A tag question (or question tag in British English) is a structure used to confirm a statement via a short question at the end of the sentence.

    You speak English, don't you?
    He will visit Argentina next month, won't he?

What is the sentence structure?
The sentence structure is as follows:

    positive statement  |  ,  |  negative tag question

    Harold found a new job  |  ,  |  didn't he?
    You studied Italian  |  ,  |  didn't you?

    negative statement  |  ,  |  positive question tag

    Most people in your company couldn't get a raise  |  ,  |  could they?
    Jennifer won't be able graduate next spring  |  ,  |  will she?

The statement and the tag question have the same verb tense and the same modal verb (if used).  With an action verb (find, study, etc), the tag question uses the auxiliary "do."  In addition, the personal pronoun in the tag matches the subject of the sentence.  Look at the following:

    You are happy, aren't you?
    He is rich, isn't he?
    Karen wasn't able to go to work, was she?
    They visited New York, didn't they?

    Bill will graduate next spring, won't he?
    Sandy must study for the test, mustn't she?
    They could vote in the primary, couldn't they?

How are tag questions used?
Tag questions infrequently appear in writing.  When used, the speaker believes himself to be correct, but wants to confirm the information.  The tag functions as a question.  For example:

    You got a haircut, didn't you? = It looks like you got a haircut.  Did you get one?
    You hate your job, don't you? = I think you hate your job.  Do you hate it?

Tag questions can also emphasize a commonly held belief.  In this case, the tag functions like a statement.  For example:

    Our boss doesn't know what to do, does he? = Our boss is so clueless, everyone must agree.
    This movie is really boring, isn't it? = This movie is so boring, everyone must agree.

Lastly, when answering a tag question, the answer should reflect the truth of the situation.  It shouldn't necessarily answer the question.  Look at the following example:

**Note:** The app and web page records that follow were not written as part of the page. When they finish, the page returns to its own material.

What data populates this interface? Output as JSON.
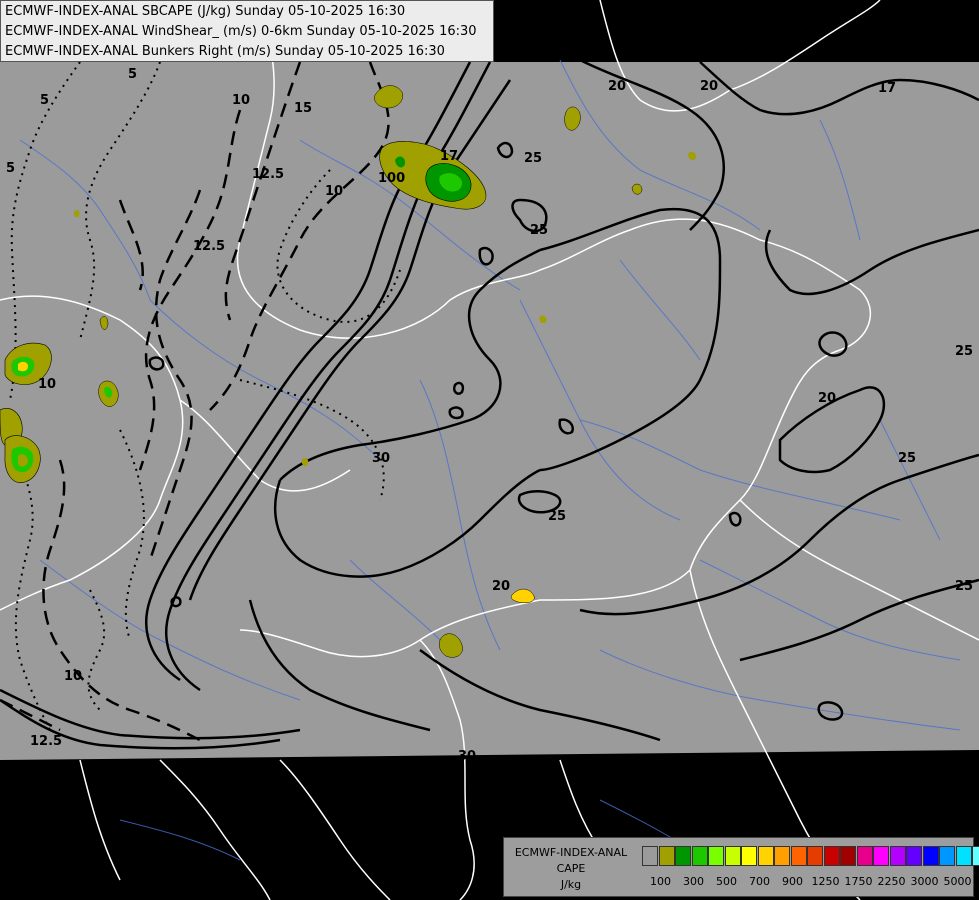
{
  "header": {
    "lines": [
      "ECMWF-INDEX-ANAL SBCAPE (J/kg) Sunday 05-10-2025 16:30",
      "ECMWF-INDEX-ANAL WindShear_ (m/s) 0-6km Sunday 05-10-2025 16:30",
      "ECMWF-INDEX-ANAL Bunkers Right (m/s) Sunday 05-10-2025 16:30"
    ]
  },
  "map": {
    "background_color": "#9b9b9b",
    "outside_color": "#000000",
    "contour_labels": [
      "5",
      "5",
      "5",
      "10",
      "12.5",
      "12.5",
      "15",
      "17",
      "10",
      "100",
      "20",
      "20",
      "17",
      "25",
      "25",
      "30",
      "25",
      "20",
      "25",
      "25",
      "25",
      "20",
      "10",
      "12.5",
      "30",
      "10"
    ],
    "colors": {
      "cape_100": "#a0a000",
      "cape_300": "#009600",
      "cape_500": "#1ec800",
      "cape_700": "#ffd200"
    }
  },
  "legend": {
    "title_lines": [
      "ECMWF-INDEX-ANAL",
      "CAPE",
      "J/kg"
    ],
    "swatches": [
      "#9b9b9b",
      "#a0a000",
      "#009600",
      "#1ec800",
      "#78ff00",
      "#c8ff00",
      "#ffff00",
      "#ffd200",
      "#ffa000",
      "#ff6400",
      "#e63c00",
      "#c80000",
      "#a00000",
      "#e6008c",
      "#ff00ff",
      "#b400ff",
      "#6400ff",
      "#0000ff",
      "#0096ff",
      "#00e1ff",
      "#64ffff",
      "#ffffff"
    ],
    "tick_labels": [
      "100",
      "300",
      "500",
      "700",
      "900",
      "1250",
      "1750",
      "2250",
      "3000",
      "5000"
    ]
  }
}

    Q: Bill Gates is the richest man in the world, isn't he?
    A: Yes, he is (the richest man in the world).

    Q: Bill Gates isn't the richest man in the world, is he?
    A:  Yes, he is (the richest man in the world).

In both cases, the reply is "yes" in order to correctly answer to the situation.

Is there additional information on tag questions?
Yes.  First, intonation plays an important role with tag questions.  When confirming information, the speaker uses the tag as a question, and so his voice rises as with a usual yes/no question.  However, when adding emphasis, the tag isn't a question because the speaker is already sure of the information.  It uses the same intonation as a simple statement with falling intonation.

In addition, British English and American English require a different tag with has.  Look at the following:

    British English:  He has a lot of money, hasn't he?
    American English:  He has a lot of money, doesn't he?